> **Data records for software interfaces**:
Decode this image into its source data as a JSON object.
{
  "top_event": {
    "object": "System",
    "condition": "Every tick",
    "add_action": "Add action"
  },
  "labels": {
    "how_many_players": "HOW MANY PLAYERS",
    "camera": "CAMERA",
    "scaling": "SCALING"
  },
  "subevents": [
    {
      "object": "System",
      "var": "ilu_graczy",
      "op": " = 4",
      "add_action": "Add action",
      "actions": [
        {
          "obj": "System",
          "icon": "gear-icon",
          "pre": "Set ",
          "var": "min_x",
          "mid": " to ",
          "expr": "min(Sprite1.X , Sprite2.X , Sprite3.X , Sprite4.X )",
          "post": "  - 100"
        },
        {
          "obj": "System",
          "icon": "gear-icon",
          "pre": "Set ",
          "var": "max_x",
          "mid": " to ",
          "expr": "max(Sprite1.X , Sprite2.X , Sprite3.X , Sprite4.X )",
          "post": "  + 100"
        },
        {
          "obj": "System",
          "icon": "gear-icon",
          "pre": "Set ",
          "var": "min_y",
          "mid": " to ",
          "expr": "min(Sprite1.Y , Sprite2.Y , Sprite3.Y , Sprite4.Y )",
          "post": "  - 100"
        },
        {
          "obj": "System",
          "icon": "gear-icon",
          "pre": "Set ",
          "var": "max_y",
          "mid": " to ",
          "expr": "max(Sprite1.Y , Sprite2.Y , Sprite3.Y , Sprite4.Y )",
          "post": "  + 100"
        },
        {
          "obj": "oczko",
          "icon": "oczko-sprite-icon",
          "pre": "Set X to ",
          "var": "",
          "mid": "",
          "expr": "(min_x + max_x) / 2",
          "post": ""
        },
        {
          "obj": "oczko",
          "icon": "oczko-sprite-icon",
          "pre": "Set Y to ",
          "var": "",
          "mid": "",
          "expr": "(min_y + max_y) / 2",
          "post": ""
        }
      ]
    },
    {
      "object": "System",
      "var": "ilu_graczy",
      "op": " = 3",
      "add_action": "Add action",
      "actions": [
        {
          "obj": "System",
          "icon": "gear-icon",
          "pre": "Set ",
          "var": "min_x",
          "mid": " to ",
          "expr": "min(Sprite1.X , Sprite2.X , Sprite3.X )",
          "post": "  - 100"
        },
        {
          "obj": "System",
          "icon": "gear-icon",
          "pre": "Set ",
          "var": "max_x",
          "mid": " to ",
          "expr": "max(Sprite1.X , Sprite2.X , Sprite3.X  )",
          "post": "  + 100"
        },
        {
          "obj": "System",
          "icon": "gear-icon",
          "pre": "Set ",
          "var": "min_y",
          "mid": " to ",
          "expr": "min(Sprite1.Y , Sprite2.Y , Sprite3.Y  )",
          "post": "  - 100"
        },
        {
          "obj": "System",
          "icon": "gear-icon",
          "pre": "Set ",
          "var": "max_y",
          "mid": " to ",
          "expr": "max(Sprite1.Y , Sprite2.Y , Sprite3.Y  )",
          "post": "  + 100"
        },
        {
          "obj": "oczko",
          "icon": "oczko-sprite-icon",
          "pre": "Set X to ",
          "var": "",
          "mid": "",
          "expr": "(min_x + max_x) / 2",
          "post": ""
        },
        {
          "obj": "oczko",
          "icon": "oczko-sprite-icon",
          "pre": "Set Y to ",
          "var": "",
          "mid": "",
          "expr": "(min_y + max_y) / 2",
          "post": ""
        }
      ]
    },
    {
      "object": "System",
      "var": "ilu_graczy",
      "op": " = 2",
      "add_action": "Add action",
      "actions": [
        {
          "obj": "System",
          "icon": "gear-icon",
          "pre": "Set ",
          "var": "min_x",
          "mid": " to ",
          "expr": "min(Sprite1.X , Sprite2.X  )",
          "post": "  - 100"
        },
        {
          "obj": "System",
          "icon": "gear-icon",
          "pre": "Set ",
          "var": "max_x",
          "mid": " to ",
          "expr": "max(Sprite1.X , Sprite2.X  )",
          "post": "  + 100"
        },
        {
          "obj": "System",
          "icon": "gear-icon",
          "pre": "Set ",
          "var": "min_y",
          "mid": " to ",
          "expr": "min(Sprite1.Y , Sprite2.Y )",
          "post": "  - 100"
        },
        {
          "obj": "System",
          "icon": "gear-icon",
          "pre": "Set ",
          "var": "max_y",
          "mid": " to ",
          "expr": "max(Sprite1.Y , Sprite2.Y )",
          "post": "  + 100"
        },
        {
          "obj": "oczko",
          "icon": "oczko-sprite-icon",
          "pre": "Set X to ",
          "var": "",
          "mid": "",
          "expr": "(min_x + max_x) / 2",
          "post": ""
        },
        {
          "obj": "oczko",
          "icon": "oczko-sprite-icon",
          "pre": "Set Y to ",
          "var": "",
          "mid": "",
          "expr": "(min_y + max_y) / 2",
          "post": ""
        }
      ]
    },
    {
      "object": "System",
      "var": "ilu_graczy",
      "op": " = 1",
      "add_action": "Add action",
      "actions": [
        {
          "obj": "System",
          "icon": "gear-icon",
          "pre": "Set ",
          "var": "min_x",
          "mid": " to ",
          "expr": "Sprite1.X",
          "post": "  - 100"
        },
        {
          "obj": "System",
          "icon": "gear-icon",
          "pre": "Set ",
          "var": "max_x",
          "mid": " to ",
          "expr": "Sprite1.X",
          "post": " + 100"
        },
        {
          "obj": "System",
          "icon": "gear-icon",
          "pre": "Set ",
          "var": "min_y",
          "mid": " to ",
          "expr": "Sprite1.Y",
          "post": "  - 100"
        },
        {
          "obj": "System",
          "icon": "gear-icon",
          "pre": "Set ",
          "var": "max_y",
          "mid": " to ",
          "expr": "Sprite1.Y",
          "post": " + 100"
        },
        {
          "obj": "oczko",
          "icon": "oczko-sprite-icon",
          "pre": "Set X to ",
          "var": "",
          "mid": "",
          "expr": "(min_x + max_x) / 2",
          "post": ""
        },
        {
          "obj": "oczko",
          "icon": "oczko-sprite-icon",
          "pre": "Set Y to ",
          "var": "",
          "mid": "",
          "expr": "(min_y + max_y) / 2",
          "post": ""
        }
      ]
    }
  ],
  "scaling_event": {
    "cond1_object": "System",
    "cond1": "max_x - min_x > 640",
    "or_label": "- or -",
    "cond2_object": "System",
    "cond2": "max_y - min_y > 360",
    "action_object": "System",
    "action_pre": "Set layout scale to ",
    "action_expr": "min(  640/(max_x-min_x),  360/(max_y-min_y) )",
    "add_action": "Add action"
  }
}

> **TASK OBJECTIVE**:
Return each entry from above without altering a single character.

> **ANSWER TO THIS PROBLEM**:
Decode this image into its source data as a JSON object.
{
  "top_event": {
    "object": "System",
    "condition": "Every tick",
    "add_action": "Add action"
  },
  "labels": {
    "how_many_players": "HOW MANY PLAYERS",
    "camera": "CAMERA",
    "scaling": "SCALING"
  },
  "subevents": [
    {
      "object": "System",
      "var": "ilu_graczy",
      "op": " = 4",
      "add_action": "Add action",
      "actions": [
        {
          "obj": "System",
          "icon": "gear-icon",
          "pre": "Set ",
          "var": "min_x",
          "mid": " to ",
          "expr": "min(Sprite1.X , Sprite2.X , Sprite3.X , Sprite4.X )",
          "post": "  - 100"
        },
        {
          "obj": "System",
          "icon": "gear-icon",
          "pre": "Set ",
          "var": "max_x",
          "mid": " to ",
          "expr": "max(Sprite1.X , Sprite2.X , Sprite3.X , Sprite4.X )",
          "post": "  + 100"
        },
        {
          "obj": "System",
          "icon": "gear-icon",
          "pre": "Set ",
          "var": "min_y",
          "mid": " to ",
          "expr": "min(Sprite1.Y , Sprite2.Y , Sprite3.Y , Sprite4.Y )",
          "post": "  - 100"
        },
        {
          "obj": "System",
          "icon": "gear-icon",
          "pre": "Set ",
          "var": "max_y",
          "mid": " to ",
          "expr": "max(Sprite1.Y , Sprite2.Y , Sprite3.Y , Sprite4.Y )",
          "post": "  + 100"
        },
        {
          "obj": "oczko",
          "icon": "oczko-sprite-icon",
          "pre": "Set X to ",
          "var": "",
          "mid": "",
          "expr": "(min_x + max_x) / 2",
          "post": ""
        },
        {
          "obj": "oczko",
          "icon": "oczko-sprite-icon",
          "pre": "Set Y to ",
          "var": "",
          "mid": "",
          "expr": "(min_y + max_y) / 2",
          "post": ""
        }
      ]
    },
    {
      "object": "System",
      "var": "ilu_graczy",
      "op": " = 3",
      "add_action": "Add action",
      "actions": [
        {
          "obj": "System",
          "icon": "gear-icon",
          "pre": "Set ",
          "var": "min_x",
          "mid": " to ",
          "expr": "min(Sprite1.X , Sprite2.X , Sprite3.X )",
          "post": "  - 100"
        },
        {
          "obj": "System",
          "icon": "gear-icon",
          "pre": "Set ",
          "var": "max_x",
          "mid": " to ",
          "expr": "max(Sprite1.X , Sprite2.X , Sprite3.X  )",
          "post": "  + 100"
        },
        {
          "obj": "System",
          "icon": "gear-icon",
          "pre": "Set ",
          "var": "min_y",
          "mid": " to ",
          "expr": "min(Sprite1.Y , Sprite2.Y , Sprite3.Y  )",
          "post": "  - 100"
        },
        {
          "obj": "System",
          "icon": "gear-icon",
          "pre": "Set ",
          "var": "max_y",
          "mid": " to ",
          "expr": "max(Sprite1.Y , Sprite2.Y , Sprite3.Y  )",
          "post": "  + 100"
        },
        {
          "obj": "oczko",
          "icon": "oczko-sprite-icon",
          "pre": "Set X to ",
          "var": "",
          "mid": "",
          "expr": "(min_x + max_x) / 2",
          "post": ""
        },
        {
          "obj": "oczko",
          "icon": "oczko-sprite-icon",
          "pre": "Set Y to ",
          "var": "",
          "mid": "",
          "expr": "(min_y + max_y) / 2",
          "post": ""
        }
      ]
    },
    {
      "object": "System",
      "var": "ilu_graczy",
      "op": " = 2",
      "add_action": "Add action",
      "actions": [
        {
          "obj": "System",
          "icon": "gear-icon",
          "pre": "Set ",
          "var": "min_x",
          "mid": " to ",
          "expr": "min(Sprite1.X , Sprite2.X  )",
          "post": "  - 100"
        },
        {
          "obj": "System",
          "icon": "gear-icon",
          "pre": "Set ",
          "var": "max_x",
          "mid": " to ",
          "expr": "max(Sprite1.X , Sprite2.X  )",
          "post": "  + 100"
        },
        {
          "obj": "System",
          "icon": "gear-icon",
          "pre": "Set ",
          "var": "min_y",
          "mid": " to ",
          "expr": "min(Sprite1.Y , Sprite2.Y )",
          "post": "  - 100"
        },
        {
          "obj": "System",
          "icon": "gear-icon",
          "pre": "Set ",
          "var": "max_y",
          "mid": " to ",
          "expr": "max(Sprite1.Y , Sprite2.Y )",
          "post": "  + 100"
        },
        {
          "obj": "oczko",
          "icon": "oczko-sprite-icon",
          "pre": "Set X to ",
          "var": "",
          "mid": "",
          "expr": "(min_x + max_x) / 2",
          "post": ""
        },
        {
          "obj": "oczko",
          "icon": "oczko-sprite-icon",
          "pre": "Set Y to ",
          "var": "",
          "mid": "",
          "expr": "(min_y + max_y) / 2",
          "post": ""
        }
      ]
    },
    {
      "object": "System",
      "var": "ilu_graczy",
      "op": " = 1",
      "add_action": "Add action",
      "actions": [
        {
          "obj": "System",
          "icon": "gear-icon",
          "pre": "Set ",
          "var": "min_x",
          "mid": " to ",
          "expr": "Sprite1.X",
          "post": "  - 100"
        },
        {
          "obj": "System",
          "icon": "gear-icon",
          "pre": "Set ",
          "var": "max_x",
          "mid": " to ",
          "expr": "Sprite1.X",
          "post": " + 100"
        },
        {
          "obj": "System",
          "icon": "gear-icon",
          "pre": "Set ",
          "var": "min_y",
          "mid": " to ",
          "expr": "Sprite1.Y",
          "post": "  - 100"
        },
        {
          "obj": "System",
          "icon": "gear-icon",
          "pre": "Set ",
          "var": "max_y",
          "mid": " to ",
          "expr": "Sprite1.Y",
          "post": " + 100"
        },
        {
          "obj": "oczko",
          "icon": "oczko-sprite-icon",
          "pre": "Set X to ",
          "var": "",
          "mid": "",
          "expr": "(min_x + max_x) / 2",
          "post": ""
        },
        {
          "obj": "oczko",
          "icon": "oczko-sprite-icon",
          "pre": "Set Y to ",
          "var": "",
          "mid": "",
          "expr": "(min_y + max_y) / 2",
          "post": ""
        }
      ]
    }
  ],
  "scaling_event": {
    "cond1_object": "System",
    "cond1": "max_x - min_x > 640",
    "or_label": "- or -",
    "cond2_object": "System",
    "cond2": "max_y - min_y > 360",
    "action_object": "System",
    "action_pre": "Set layout scale to ",
    "action_expr": "min(  640/(max_x-min_x),  360/(max_y-min_y) )",
    "add_action": "Add action"
  }
}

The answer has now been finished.